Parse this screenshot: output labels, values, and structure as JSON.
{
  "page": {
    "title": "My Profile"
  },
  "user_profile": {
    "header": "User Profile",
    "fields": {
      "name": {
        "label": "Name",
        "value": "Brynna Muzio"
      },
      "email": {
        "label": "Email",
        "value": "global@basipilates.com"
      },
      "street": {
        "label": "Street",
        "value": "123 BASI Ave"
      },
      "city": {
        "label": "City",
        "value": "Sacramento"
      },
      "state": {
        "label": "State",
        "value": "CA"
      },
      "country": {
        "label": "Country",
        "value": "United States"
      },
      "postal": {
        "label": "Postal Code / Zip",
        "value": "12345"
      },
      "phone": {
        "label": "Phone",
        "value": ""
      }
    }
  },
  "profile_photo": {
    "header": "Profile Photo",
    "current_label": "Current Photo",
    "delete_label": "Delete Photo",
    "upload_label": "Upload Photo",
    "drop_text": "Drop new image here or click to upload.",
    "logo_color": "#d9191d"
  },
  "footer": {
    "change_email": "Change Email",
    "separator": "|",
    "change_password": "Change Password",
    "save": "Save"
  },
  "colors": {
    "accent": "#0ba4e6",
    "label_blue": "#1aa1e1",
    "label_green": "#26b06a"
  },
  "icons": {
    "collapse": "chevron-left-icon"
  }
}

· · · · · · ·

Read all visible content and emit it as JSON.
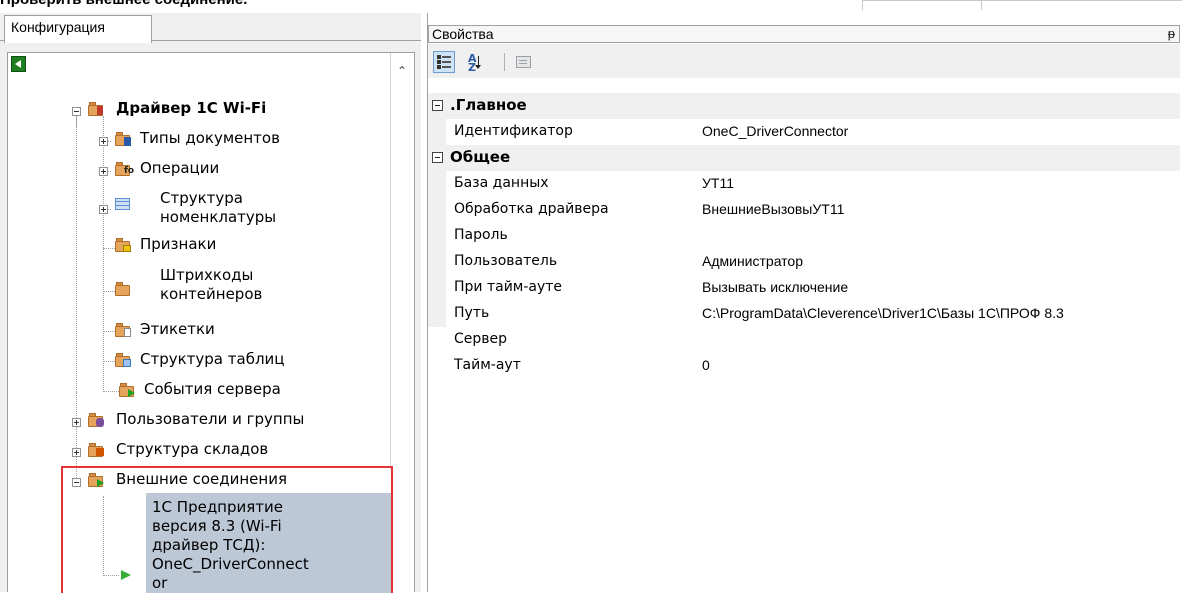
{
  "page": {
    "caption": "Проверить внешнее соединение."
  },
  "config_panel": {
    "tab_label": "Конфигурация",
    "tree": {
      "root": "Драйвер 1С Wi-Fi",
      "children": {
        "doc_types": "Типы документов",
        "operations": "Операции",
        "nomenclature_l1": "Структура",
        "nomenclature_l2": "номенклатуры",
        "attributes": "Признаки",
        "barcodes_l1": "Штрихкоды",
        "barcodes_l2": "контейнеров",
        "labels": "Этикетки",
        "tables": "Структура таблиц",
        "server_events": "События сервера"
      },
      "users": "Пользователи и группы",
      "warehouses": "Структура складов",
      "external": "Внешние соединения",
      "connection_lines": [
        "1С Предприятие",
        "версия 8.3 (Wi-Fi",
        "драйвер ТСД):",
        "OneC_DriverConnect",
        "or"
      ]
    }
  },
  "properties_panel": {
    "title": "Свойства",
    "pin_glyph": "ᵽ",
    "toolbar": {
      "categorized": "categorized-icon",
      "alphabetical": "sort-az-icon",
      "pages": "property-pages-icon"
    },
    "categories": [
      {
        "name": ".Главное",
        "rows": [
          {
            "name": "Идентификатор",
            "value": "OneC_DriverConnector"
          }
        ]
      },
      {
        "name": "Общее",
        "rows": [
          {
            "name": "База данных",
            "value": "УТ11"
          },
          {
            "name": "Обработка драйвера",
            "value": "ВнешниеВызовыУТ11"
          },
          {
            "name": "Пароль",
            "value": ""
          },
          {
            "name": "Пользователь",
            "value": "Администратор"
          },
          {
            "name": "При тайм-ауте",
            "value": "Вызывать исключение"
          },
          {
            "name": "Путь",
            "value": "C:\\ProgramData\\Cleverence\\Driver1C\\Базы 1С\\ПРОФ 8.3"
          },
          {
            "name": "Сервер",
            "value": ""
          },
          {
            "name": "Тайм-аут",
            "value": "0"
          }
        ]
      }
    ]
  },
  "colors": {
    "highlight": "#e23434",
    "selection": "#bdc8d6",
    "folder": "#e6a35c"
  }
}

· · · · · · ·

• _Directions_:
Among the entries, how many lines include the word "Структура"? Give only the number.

• _Completed task_:
3